Omit the pictures, then write out every entry exactly as it reads.
Source information: Begin
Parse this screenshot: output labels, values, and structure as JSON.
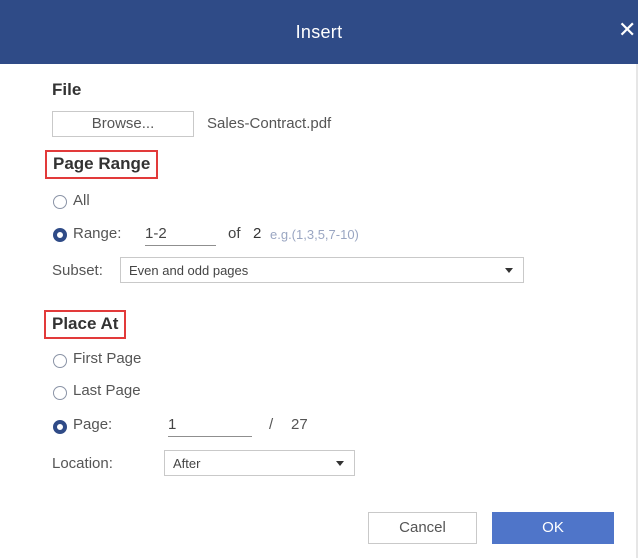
{
  "dialog": {
    "title": "Insert",
    "close_glyph": "✕"
  },
  "file": {
    "section_label": "File",
    "browse_label": "Browse...",
    "filename": "Sales-Contract.pdf"
  },
  "page_range": {
    "section_label": "Page Range",
    "all_label": "All",
    "range_label": "Range:",
    "range_value": "1-2",
    "of_label": "of",
    "total_pages": "2",
    "example_hint": "e.g.(1,3,5,7-10)",
    "subset_label": "Subset:",
    "subset_value": "Even and odd pages",
    "selected": "range"
  },
  "place_at": {
    "section_label": "Place At",
    "first_page_label": "First Page",
    "last_page_label": "Last Page",
    "page_label": "Page:",
    "page_value": "1",
    "slash": "/",
    "page_total": "27",
    "location_label": "Location:",
    "location_value": "After",
    "selected": "page"
  },
  "footer": {
    "cancel_label": "Cancel",
    "ok_label": "OK"
  },
  "colors": {
    "titlebar": "#2f4b87",
    "accent": "#4f75c9",
    "highlight_box": "#e23a3a"
  }
}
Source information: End
- Response to this task:
Parse this screenshot: output labels, values, and structure as JSON.
{
  "dialog": {
    "title": "Insert",
    "close_glyph": "✕"
  },
  "file": {
    "section_label": "File",
    "browse_label": "Browse...",
    "filename": "Sales-Contract.pdf"
  },
  "page_range": {
    "section_label": "Page Range",
    "all_label": "All",
    "range_label": "Range:",
    "range_value": "1-2",
    "of_label": "of",
    "total_pages": "2",
    "example_hint": "e.g.(1,3,5,7-10)",
    "subset_label": "Subset:",
    "subset_value": "Even and odd pages",
    "selected": "range"
  },
  "place_at": {
    "section_label": "Place At",
    "first_page_label": "First Page",
    "last_page_label": "Last Page",
    "page_label": "Page:",
    "page_value": "1",
    "slash": "/",
    "page_total": "27",
    "location_label": "Location:",
    "location_value": "After",
    "selected": "page"
  },
  "footer": {
    "cancel_label": "Cancel",
    "ok_label": "OK"
  },
  "colors": {
    "titlebar": "#2f4b87",
    "accent": "#4f75c9",
    "highlight_box": "#e23a3a"
  }
}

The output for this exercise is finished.